**Task item:** Go line by line through the entries below and count those containing the string "单词数量"; give only the count.
----
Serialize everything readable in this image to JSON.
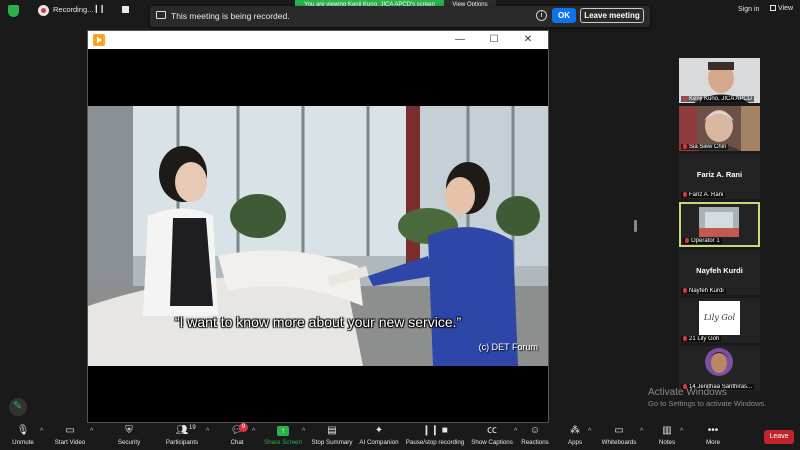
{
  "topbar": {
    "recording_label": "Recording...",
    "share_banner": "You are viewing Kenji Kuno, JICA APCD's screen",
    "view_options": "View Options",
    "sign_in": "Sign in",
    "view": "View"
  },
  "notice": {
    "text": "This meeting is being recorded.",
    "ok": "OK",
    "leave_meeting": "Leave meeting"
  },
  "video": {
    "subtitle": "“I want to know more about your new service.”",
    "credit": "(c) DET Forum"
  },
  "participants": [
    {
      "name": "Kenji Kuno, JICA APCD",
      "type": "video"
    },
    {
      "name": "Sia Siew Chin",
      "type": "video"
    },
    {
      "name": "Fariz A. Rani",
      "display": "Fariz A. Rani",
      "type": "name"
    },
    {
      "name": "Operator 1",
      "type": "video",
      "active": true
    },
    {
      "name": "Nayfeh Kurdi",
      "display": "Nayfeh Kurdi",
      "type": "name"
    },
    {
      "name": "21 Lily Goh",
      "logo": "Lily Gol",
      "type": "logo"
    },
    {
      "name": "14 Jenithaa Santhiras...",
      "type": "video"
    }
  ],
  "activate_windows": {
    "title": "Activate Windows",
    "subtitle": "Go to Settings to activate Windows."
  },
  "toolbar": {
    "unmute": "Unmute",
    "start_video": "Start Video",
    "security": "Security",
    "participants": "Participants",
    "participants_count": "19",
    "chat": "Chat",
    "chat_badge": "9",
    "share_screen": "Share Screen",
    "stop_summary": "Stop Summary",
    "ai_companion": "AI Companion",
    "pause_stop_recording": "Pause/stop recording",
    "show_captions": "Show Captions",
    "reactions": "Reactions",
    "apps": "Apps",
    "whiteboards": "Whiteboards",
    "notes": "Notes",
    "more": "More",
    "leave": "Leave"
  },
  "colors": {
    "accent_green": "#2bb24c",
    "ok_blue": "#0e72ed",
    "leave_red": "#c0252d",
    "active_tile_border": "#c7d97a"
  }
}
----
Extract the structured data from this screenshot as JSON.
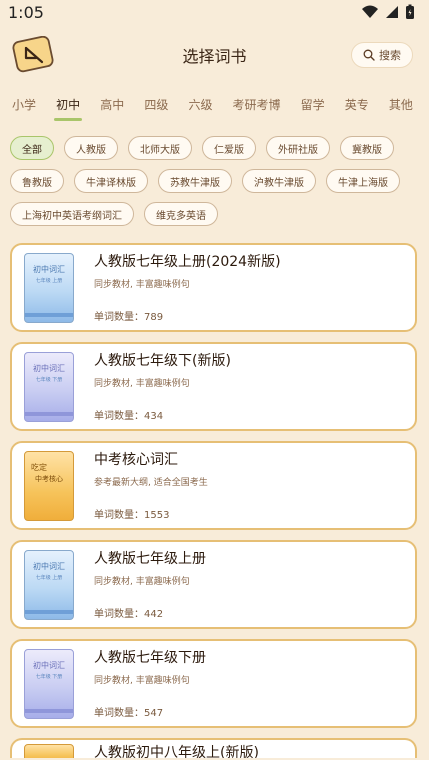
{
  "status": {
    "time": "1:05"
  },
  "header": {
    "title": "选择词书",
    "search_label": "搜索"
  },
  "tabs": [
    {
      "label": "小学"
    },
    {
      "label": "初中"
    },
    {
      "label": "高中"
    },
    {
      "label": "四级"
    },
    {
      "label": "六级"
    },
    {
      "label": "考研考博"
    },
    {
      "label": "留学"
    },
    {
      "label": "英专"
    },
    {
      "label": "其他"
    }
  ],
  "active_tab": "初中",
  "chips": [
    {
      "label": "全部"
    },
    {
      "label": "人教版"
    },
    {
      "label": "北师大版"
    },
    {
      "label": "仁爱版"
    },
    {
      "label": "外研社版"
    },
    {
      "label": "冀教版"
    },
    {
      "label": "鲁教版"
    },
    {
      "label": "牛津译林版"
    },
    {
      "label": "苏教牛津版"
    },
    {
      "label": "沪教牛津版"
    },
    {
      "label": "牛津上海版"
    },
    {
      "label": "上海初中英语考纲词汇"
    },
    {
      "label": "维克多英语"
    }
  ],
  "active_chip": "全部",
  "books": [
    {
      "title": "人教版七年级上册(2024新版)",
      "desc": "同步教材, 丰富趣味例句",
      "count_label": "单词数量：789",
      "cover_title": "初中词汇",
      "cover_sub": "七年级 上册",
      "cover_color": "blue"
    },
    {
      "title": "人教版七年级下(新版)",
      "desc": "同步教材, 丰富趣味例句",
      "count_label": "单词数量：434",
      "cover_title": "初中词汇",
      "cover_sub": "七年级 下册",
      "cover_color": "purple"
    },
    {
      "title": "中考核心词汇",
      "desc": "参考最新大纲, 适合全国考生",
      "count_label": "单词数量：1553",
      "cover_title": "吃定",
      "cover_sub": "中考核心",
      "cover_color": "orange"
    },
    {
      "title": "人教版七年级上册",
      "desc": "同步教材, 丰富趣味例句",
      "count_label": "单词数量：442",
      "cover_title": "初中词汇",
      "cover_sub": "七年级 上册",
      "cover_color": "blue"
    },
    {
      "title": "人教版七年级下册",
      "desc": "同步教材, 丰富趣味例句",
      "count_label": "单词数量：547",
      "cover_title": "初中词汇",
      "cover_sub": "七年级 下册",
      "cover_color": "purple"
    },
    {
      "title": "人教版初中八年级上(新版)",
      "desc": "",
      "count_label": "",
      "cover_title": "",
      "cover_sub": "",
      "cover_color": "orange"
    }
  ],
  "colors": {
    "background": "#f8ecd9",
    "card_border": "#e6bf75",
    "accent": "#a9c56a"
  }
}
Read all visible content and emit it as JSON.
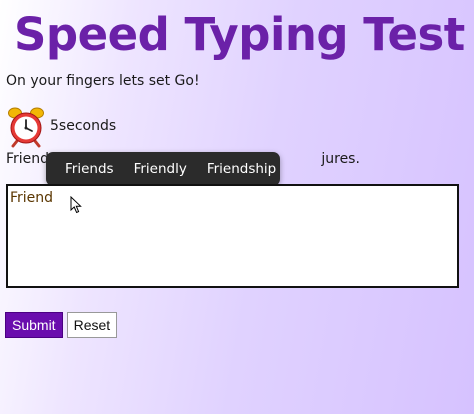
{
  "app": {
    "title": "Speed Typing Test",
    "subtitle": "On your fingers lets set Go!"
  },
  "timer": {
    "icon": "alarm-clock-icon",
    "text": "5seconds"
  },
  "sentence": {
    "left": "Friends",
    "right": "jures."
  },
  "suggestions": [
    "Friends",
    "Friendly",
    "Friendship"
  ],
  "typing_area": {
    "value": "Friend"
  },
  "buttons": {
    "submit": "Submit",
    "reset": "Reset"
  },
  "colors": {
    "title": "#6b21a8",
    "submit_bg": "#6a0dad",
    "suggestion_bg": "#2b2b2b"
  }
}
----
**Answer:** 5